  • an appointee to the advisory panel was implicated in conflict, having previously worked on the site with a member of the development team, bringing into focus the small and interconnected community working on the Windsor Hotel.
  • key decisions, recommendations and strategies were devised by Ministerial staffers with insufficient oversight, accountability, expertise and management.
  • the community was seen as something to use for political purposes rather than as contributing meaningfully to decisions about heritage.
  • the Department of Planning, through its then Secretary, asserted that decisions made under the Heritage Act can be reached by a decision-maker giving equal weight to impacts on heritage of development and to the impacts of economic use of a heritage place arising from non-development. This dispelled any idea that the administration of the Heritage Act ought to achieve its main statutory goal: ‘to provide for the protection and conservation of places and objects of cultural heritage significance and the registration of such places and objects’.

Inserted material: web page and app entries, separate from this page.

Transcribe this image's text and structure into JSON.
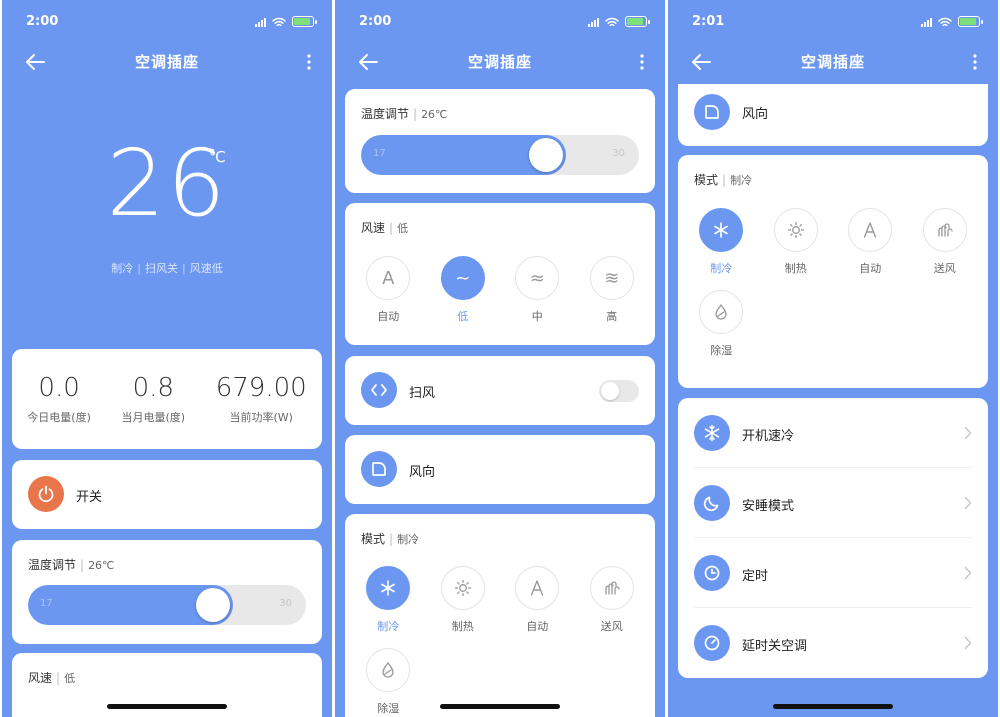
{
  "screens": [
    {
      "status": {
        "time": "2:00"
      },
      "nav": {
        "title": "空调插座"
      },
      "hero": {
        "temp": "26",
        "unit": "℃",
        "mode": "制冷",
        "swing": "扫风关",
        "speed": "风速低",
        "sep": "|"
      },
      "stats": [
        {
          "value": "0.0",
          "label": "今日电量(度)"
        },
        {
          "value": "0.8",
          "label": "当月电量(度)"
        },
        {
          "value": "679.00",
          "label": "当前功率(W)"
        }
      ],
      "power": {
        "label": "开关"
      },
      "temp_adjust": {
        "title": "温度调节",
        "value": "26℃",
        "min": "17",
        "max": "30",
        "level": 26
      },
      "fan": {
        "title": "风速",
        "value": "低"
      }
    },
    {
      "status": {
        "time": "2:00"
      },
      "nav": {
        "title": "空调插座"
      },
      "temp_adjust": {
        "title": "温度调节",
        "value": "26℃",
        "min": "17",
        "max": "30",
        "level": 26
      },
      "fan": {
        "title": "风速",
        "value": "低",
        "options": [
          {
            "glyph": "A",
            "label": "自动",
            "active": false
          },
          {
            "glyph": "~",
            "label": "低",
            "active": true
          },
          {
            "glyph": "≈",
            "label": "中",
            "active": false
          },
          {
            "glyph": "≋",
            "label": "高",
            "active": false
          }
        ]
      },
      "swing": {
        "label": "扫风",
        "on": false
      },
      "direction": {
        "label": "风向"
      },
      "mode": {
        "title": "模式",
        "value": "制冷",
        "options": [
          {
            "icon": "snowflake-icon",
            "label": "制冷",
            "active": true
          },
          {
            "icon": "sun-icon",
            "label": "制热",
            "active": false
          },
          {
            "icon": "auto-icon",
            "label": "自动",
            "active": false
          },
          {
            "icon": "fan-icon",
            "label": "送风",
            "active": false
          },
          {
            "icon": "droplet-icon",
            "label": "除湿",
            "active": false
          }
        ]
      }
    },
    {
      "status": {
        "time": "2:01"
      },
      "nav": {
        "title": "空调插座"
      },
      "direction": {
        "label": "风向"
      },
      "mode": {
        "title": "模式",
        "value": "制冷",
        "options": [
          {
            "icon": "snowflake-icon",
            "label": "制冷",
            "active": true
          },
          {
            "icon": "sun-icon",
            "label": "制热",
            "active": false
          },
          {
            "icon": "auto-icon",
            "label": "自动",
            "active": false
          },
          {
            "icon": "fan-icon",
            "label": "送风",
            "active": false
          },
          {
            "icon": "droplet-icon",
            "label": "除湿",
            "active": false
          }
        ]
      },
      "menu": [
        {
          "icon": "snowflake-icon",
          "label": "开机速冷"
        },
        {
          "icon": "moon-icon",
          "label": "安睡模式"
        },
        {
          "icon": "clock-icon",
          "label": "定时"
        },
        {
          "icon": "timer-icon",
          "label": "延时关空调"
        }
      ]
    }
  ],
  "colors": {
    "accent": "#6b97f1",
    "power": "#e8764a",
    "card": "#ffffff"
  }
}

Across both Ombudsman reports there were findings or suggestions about inappropriate administrative conduct, power resting in an exclusive elite, a failure to prioritise community concerns and expectations. and a sidelining of the community in decision-making. Still, the inquiry into the Windsor Hotel has not led to a policy response comparable to the Environmental Citizenship Strategy, which was triggered by the report of the Ombudsman and others prepared for and by the Environment Protection Authority about the Brookland Greens Estate.

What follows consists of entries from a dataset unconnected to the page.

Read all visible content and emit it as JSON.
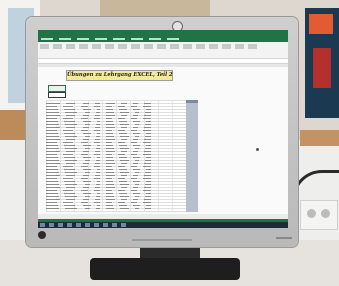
{
  "spreadsheet": {
    "heading": "Übungen zu Lehrgang EXCEL, Teil 2"
  },
  "colors": {
    "excel_green": "#217346",
    "heading_fill": "#f3ea96",
    "highlight_column": "#b7bfcc"
  },
  "icons": [
    "hp-logo-icon",
    "power-button-icon"
  ]
}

However, there is a breadth of scholarship on urban citizenship and justice that could – or may still – provide a starting point for reconsidering legal and policy frameworks and encounters with heritage and planning laws. A notion of ‘heritage citizenship’ could be extracted from this scholarship. Selectively and notably, Fainstein has argued that a just city is one that is one that is diverse, democratic, and equitable; where the community and its collective “quality of life”, rather than politics, is the central figure. Her work draws upon justice theories and philosophy as well as social geographers, prime among them Harvey, whose work articulates a right of city dwellers to urban identity, citizenship and belonging; a right not to be dispossessed. Of particular relevance to heritage, Szerszynski has argued that urban citizenry includes the right to be and of the visual and a responsibility to the visual. Smith and Mcquarrie argue that urban citizenship is not only about belonging within the city, but also belonging within the law of the city, where ‘belonging’ is different from simply ‘being heard’ in law. Finally, legal scholar, Merryman has argued that the basis for heritage conservation is the public interest. So the public should be central in decisions about heritage.

Under the existing planning and heritage law regime, however, the experience that many in the community have, including those opposing the Windsor Hotel redevelopment, is that they are kept on the periphery. Planning and heritage laws restructured around a concept of heritage citizenship would, however, bring community into the framework more explicitly. Community rights and interests and their position in the city as dwellers and responsibility bearers should mean that heritage laws are primarily and unashamedly about heritage protection for them; rather than their interests merely being a factor to balance against proprietary and capital interests. Heritage citizenship would see also a dispersal of power within the administrative system for heritage protection, with less dependence on a professionalised and hierarchical bureaucracy, power reallocated away from the Minister, and a more purposeful role for all of us urban citizens.

Leave a Reply

Fill in your details below or click an icon to log in:

WordPress.com Logo

You are commenting using your WordPress.com account. Log Out / Change )

Twitter picture

You are commenting using your Twitter account. Log Out / Change )

Facebook photo

You are commenting using your Facebook account. Log Out / Change )

Google+ photo

You are commenting using your Google+ account. Log Out / Change )

Connecting to %s

%d bloggers like this: